In his experience, though, men tend to have higher success rates than women with surgical obesity interventions.

This may have to do with men’s eating behavior being shaped by gut sensations, as suggested by research by Gupta and her colleagues.

“Surgery primarily affects the visceral sensation,” said Ali, such as the feeling of fullness after eating.

“With people who are more emotional eaters, their body may be telling them that they are full, but their emotions are telling them to continue to eat,” he said, so surgery alone may not be as effective for them.

However, Ali said the experience of patients varies quite a bit, with some women doing very well after surgery for many years, while some men may gain weight shortly afterwards.

The results of the new study may have a bigger impact on other types of obesity interventions. Some research has already looked at the role of emotional regulation in weight loss, both in adolescents and older women.

However, the idea of customizing obesity interventions is not new. Physicians already do that with their patients, although they look at a number of factors, not just biological sex.

For example, “It is important to acknowledge each patient’s metabolic system and the social determinants of health,” said Dr. Ilan Shapiro, chief health correspondent and medical affairs officer at AltaMed Health Services in Los Angeles, who was not involved in the new study.
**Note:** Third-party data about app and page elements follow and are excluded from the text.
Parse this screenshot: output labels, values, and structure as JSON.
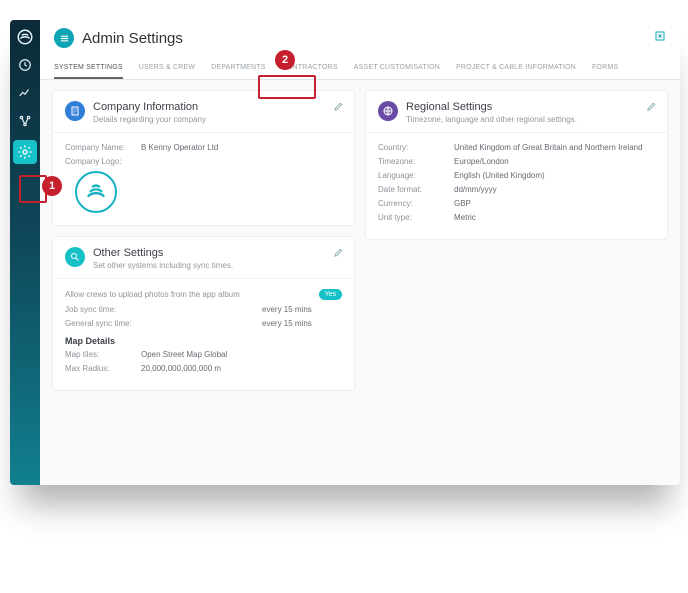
{
  "header": {
    "title": "Admin Settings"
  },
  "tabs": [
    {
      "label": "SYSTEM SETTINGS"
    },
    {
      "label": "USERS & CREW"
    },
    {
      "label": "DEPARTMENTS"
    },
    {
      "label": "CONTRACTORS"
    },
    {
      "label": "ASSET CUSTOMISATION"
    },
    {
      "label": "PROJECT & CABLE INFORMATION"
    },
    {
      "label": "FORMS"
    }
  ],
  "company_card": {
    "title": "Company Information",
    "subtitle": "Details regarding your company",
    "name_label": "Company Name:",
    "name_value": "B Kenny Operator Ltd",
    "logo_label": "Company Logo:"
  },
  "regional_card": {
    "title": "Regional Settings",
    "subtitle": "Timezone, language and other regional settings.",
    "rows": [
      {
        "label": "Country:",
        "value": "United Kingdom of Great Britain and Northern Ireland"
      },
      {
        "label": "Timezone:",
        "value": "Europe/London"
      },
      {
        "label": "Language:",
        "value": "English (United Kingdom)"
      },
      {
        "label": "Date format:",
        "value": "dd/mm/yyyy"
      },
      {
        "label": "Currency:",
        "value": "GBP"
      },
      {
        "label": "Unit type:",
        "value": "Metric"
      }
    ]
  },
  "other_card": {
    "title": "Other Settings",
    "subtitle": "Set other systems including sync times.",
    "allow_label": "Allow crews to upload photos from the app album",
    "allow_badge": "Yes",
    "job_sync_label": "Job sync time:",
    "job_sync_value": "every 15 mins",
    "gen_sync_label": "General sync time:",
    "gen_sync_value": "every 15 mins",
    "map_heading": "Map Details",
    "map_tiles_label": "Map tiles:",
    "map_tiles_value": "Open Street Map Global",
    "max_radius_label": "Max Radius:",
    "max_radius_value": "20,000,000,000,000 m"
  },
  "annotations": {
    "m1": "1",
    "m2": "2"
  }
}
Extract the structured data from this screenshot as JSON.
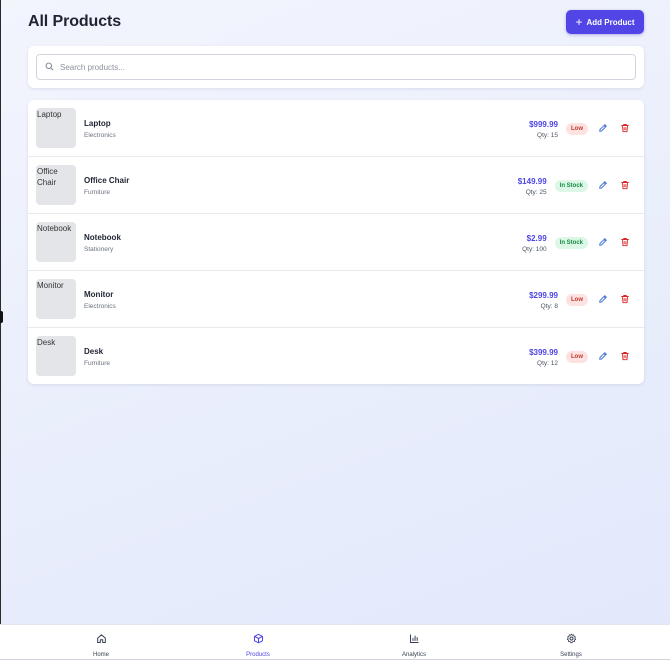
{
  "header": {
    "title": "All Products",
    "add_label": "Add Product"
  },
  "search": {
    "placeholder": "Search products...",
    "value": ""
  },
  "products": [
    {
      "name": "Laptop",
      "category": "Electronics",
      "image_alt": "Laptop",
      "price": "$999.99",
      "qty": "Qty: 15",
      "status": "Low"
    },
    {
      "name": "Office Chair",
      "category": "Furniture",
      "image_alt": "Office Chair",
      "price": "$149.99",
      "qty": "Qty: 25",
      "status": "In Stock"
    },
    {
      "name": "Notebook",
      "category": "Stationery",
      "image_alt": "Notebook",
      "price": "$2.99",
      "qty": "Qty: 100",
      "status": "In Stock"
    },
    {
      "name": "Monitor",
      "category": "Electronics",
      "image_alt": "Monitor",
      "price": "$299.99",
      "qty": "Qty: 8",
      "status": "Low"
    },
    {
      "name": "Desk",
      "category": "Furniture",
      "image_alt": "Desk",
      "price": "$399.99",
      "qty": "Qty: 12",
      "status": "Low"
    }
  ],
  "nav": {
    "items": [
      {
        "label": "Home",
        "icon": "home-icon"
      },
      {
        "label": "Products",
        "icon": "box-icon"
      },
      {
        "label": "Analytics",
        "icon": "bar-chart-icon"
      },
      {
        "label": "Settings",
        "icon": "gear-icon"
      }
    ],
    "active": "Products"
  },
  "colors": {
    "accent": "#5145e5",
    "price": "#4f46e5",
    "low_bg": "#fde2e2",
    "low_text": "#c0392b",
    "instock_bg": "#dcf7e6",
    "instock_text": "#178a46",
    "edit": "#3b6fd8",
    "delete": "#dc2626"
  }
}
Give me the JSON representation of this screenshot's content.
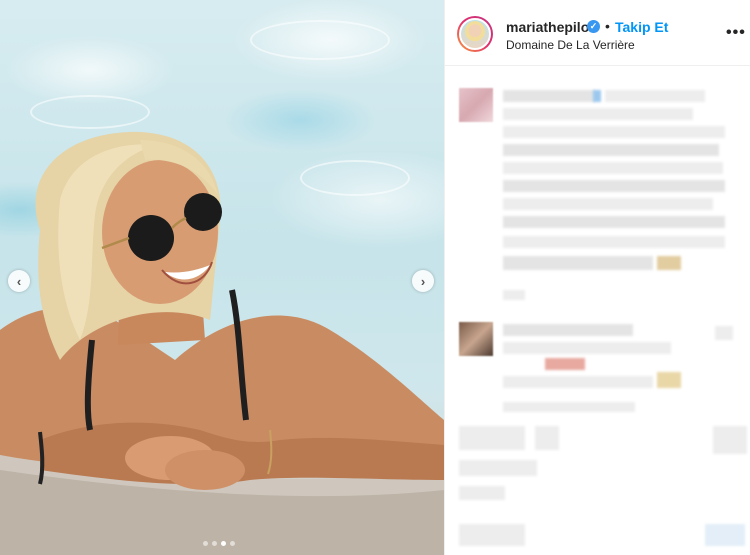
{
  "post": {
    "username": "mariathepilot",
    "follow_label": "Takip Et",
    "separator": "•",
    "location": "Domaine De La Verrière",
    "verified_glyph": "✓",
    "more_glyph": "•••"
  },
  "carousel": {
    "prev_glyph": "‹",
    "next_glyph": "›",
    "slide_count": 4,
    "active_slide": 3
  },
  "colors": {
    "follow_blue": "#0095f6",
    "verified_blue": "#3897f0",
    "text_dark": "#262626"
  },
  "icons": [
    "verified-badge-icon",
    "more-options-icon",
    "chevron-left-icon",
    "chevron-right-icon"
  ]
}
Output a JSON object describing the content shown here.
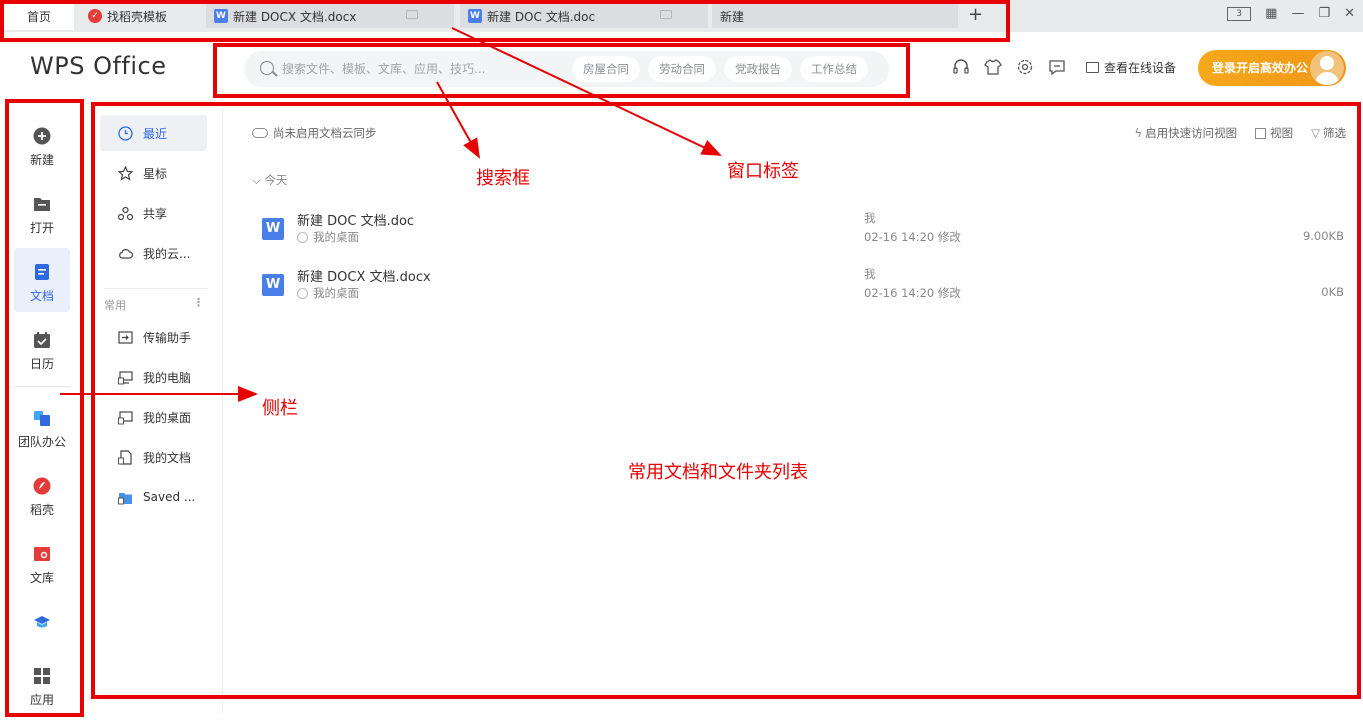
{
  "tabs": {
    "home": "首页",
    "items": [
      {
        "label": "找稻壳模板",
        "icon": "daoke-icon"
      },
      {
        "label": "新建 DOCX 文档.docx",
        "icon": "wps-writer-icon"
      },
      {
        "label": "新建 DOC 文档.doc",
        "icon": "wps-writer-icon"
      },
      {
        "label": "新建",
        "icon": ""
      }
    ],
    "add": "+",
    "layout_badge": "3"
  },
  "header": {
    "logo": "WPS Office",
    "search_placeholder": "搜索文件、模板、文库、应用、技巧...",
    "chips": [
      "房屋合同",
      "劳动合同",
      "党政报告",
      "工作总结"
    ],
    "device_link": "查看在线设备",
    "login_button": "登录开启高效办公"
  },
  "leftnav": [
    {
      "label": "新建",
      "icon": "plus-circle-icon"
    },
    {
      "label": "打开",
      "icon": "folder-icon"
    },
    {
      "label": "文档",
      "icon": "document-icon",
      "active": true
    },
    {
      "label": "日历",
      "icon": "calendar-icon"
    },
    {
      "label": "团队办公",
      "icon": "team-icon"
    },
    {
      "label": "稻壳",
      "icon": "daoke-icon"
    },
    {
      "label": "文库",
      "icon": "library-icon"
    },
    {
      "label": "",
      "icon": "hat-icon"
    },
    {
      "label": "应用",
      "icon": "apps-grid-icon"
    }
  ],
  "subnav": {
    "items": [
      {
        "label": "最近",
        "icon": "clock-icon",
        "active": true
      },
      {
        "label": "星标",
        "icon": "star-icon"
      },
      {
        "label": "共享",
        "icon": "share-icon"
      },
      {
        "label": "我的云...",
        "icon": "cloud-icon"
      }
    ],
    "group_label": "常用",
    "group_more": "⋮",
    "places": [
      {
        "label": "传输助手",
        "icon": "transfer-icon"
      },
      {
        "label": "我的电脑",
        "icon": "computer-icon"
      },
      {
        "label": "我的桌面",
        "icon": "desktop-icon"
      },
      {
        "label": "我的文档",
        "icon": "mydocs-icon"
      },
      {
        "label": "Saved ...",
        "icon": "folder-icon"
      }
    ]
  },
  "main": {
    "cloud_sync": "尚未启用文档云同步",
    "tools": [
      "启用快速访问视图",
      "视图",
      "筛选"
    ],
    "section": "今天",
    "files": [
      {
        "name": "新建 DOC 文档.doc",
        "location": "我的桌面",
        "owner": "我",
        "time": "02-16 14:20 修改",
        "size": "9.00KB"
      },
      {
        "name": "新建 DOCX 文档.docx",
        "location": "我的桌面",
        "owner": "我",
        "time": "02-16 14:20 修改",
        "size": "0KB"
      }
    ]
  },
  "annotations": {
    "search": "搜索框",
    "tabs": "窗口标签",
    "sidebar": "侧栏",
    "list": "常用文档和文件夹列表"
  },
  "colors": {
    "accent": "#2f6ae0",
    "annotation": "#e60000",
    "login": "#f7a91a"
  }
}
“When we address age, gender, mental health, and chronic diseases, it helps us to achieve the best interventional outcome,” he told Healthline.

Doctors also assess other factors, he said, such as the patient’s diet, patterns of exercise, sleep habits, stress level and management, and mental health.

In terms of sex-based obesity interventions, Shapiro said that currently there is no established method, but “hopefully, in the future, we’ll have more research to create an intervention template for patients.”

Another key factor that he thinks should be taken into account when designing obesity interventions is a person’s culture or community.

For example, community health workers — known in Spanish as promotoras or promotores — can help Hispanic communities practice healthy weight management, said Shapiro.

“As physicians, we aim to help patients build healthier and happier lifestyles,” he said. “So having culturally-competent physicians will help patients throughout their [weight-loss journey].”